* _TASK DESCRIPTION_: Gather every line in the records below that contains the word "author".

* _DATASET RECORDS_:
BEGIN

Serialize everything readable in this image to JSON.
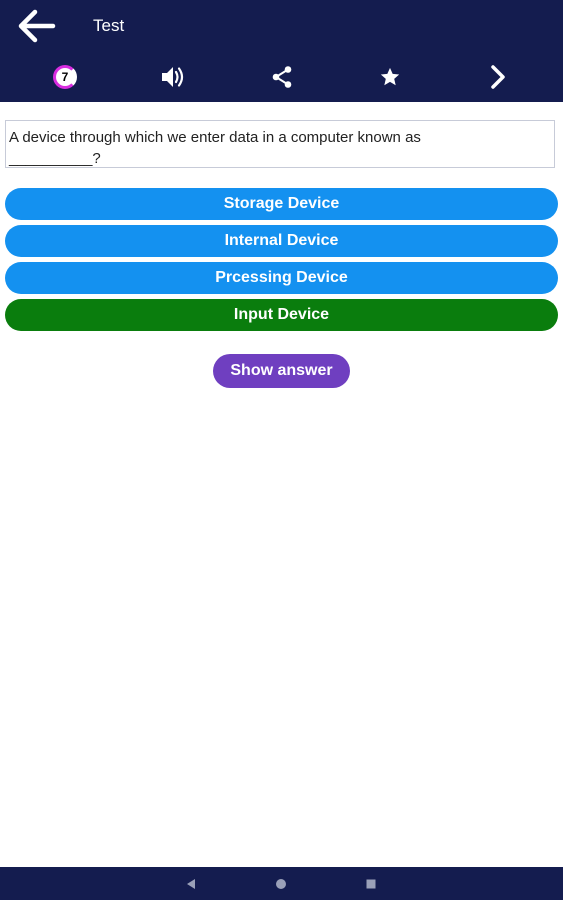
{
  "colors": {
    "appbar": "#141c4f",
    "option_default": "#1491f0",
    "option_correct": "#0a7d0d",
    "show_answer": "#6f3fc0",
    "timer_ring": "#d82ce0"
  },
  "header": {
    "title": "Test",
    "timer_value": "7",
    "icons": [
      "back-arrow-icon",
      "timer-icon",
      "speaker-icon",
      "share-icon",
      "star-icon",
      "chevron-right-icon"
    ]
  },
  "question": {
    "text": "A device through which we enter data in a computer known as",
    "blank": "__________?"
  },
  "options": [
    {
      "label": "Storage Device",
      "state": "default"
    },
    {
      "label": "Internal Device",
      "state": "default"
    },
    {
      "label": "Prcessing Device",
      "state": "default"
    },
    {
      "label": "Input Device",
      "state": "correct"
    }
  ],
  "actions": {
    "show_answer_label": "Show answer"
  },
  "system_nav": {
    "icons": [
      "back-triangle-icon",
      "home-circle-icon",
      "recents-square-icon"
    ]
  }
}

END
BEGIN

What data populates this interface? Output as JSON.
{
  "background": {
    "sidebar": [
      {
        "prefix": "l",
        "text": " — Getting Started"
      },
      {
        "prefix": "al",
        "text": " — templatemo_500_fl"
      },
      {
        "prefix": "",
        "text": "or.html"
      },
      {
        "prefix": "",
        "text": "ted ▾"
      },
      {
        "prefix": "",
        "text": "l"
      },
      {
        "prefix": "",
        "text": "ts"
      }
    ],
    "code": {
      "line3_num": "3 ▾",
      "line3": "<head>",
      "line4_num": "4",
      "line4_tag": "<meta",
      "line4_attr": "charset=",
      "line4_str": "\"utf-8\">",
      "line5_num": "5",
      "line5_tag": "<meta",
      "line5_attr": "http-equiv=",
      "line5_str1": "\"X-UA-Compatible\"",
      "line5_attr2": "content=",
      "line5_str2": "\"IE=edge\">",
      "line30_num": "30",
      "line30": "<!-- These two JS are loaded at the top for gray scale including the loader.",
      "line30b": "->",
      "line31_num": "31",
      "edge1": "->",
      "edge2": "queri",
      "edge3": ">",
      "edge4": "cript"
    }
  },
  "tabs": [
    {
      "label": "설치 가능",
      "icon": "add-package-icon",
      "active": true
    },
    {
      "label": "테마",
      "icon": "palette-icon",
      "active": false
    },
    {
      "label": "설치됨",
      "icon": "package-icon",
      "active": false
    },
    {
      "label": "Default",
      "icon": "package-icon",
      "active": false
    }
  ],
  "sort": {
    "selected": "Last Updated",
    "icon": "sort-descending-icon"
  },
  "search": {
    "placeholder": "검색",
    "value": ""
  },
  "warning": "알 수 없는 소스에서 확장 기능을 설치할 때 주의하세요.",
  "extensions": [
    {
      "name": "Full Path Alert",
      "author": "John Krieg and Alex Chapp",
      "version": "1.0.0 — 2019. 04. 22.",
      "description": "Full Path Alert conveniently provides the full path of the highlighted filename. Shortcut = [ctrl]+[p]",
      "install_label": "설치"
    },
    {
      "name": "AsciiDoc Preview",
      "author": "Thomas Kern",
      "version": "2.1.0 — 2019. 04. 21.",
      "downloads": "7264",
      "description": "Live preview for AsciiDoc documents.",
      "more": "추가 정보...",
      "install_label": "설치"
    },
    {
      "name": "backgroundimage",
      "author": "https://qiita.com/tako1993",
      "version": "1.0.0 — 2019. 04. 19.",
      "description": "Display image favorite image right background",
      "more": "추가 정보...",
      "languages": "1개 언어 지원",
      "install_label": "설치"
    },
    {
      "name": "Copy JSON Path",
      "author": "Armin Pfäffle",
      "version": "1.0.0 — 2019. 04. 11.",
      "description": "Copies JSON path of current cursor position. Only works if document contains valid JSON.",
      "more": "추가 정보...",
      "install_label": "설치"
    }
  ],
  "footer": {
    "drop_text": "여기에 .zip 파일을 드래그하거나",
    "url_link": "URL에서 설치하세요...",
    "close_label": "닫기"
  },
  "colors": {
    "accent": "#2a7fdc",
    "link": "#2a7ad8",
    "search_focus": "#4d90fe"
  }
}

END

* _TASK RESPONSE_:
      "author": "John Krieg and Alex Chapp",
      "author": "Thomas Kern",
      "author": "https://qiita.com/tako1993",
      "author": "Armin Pfäffle",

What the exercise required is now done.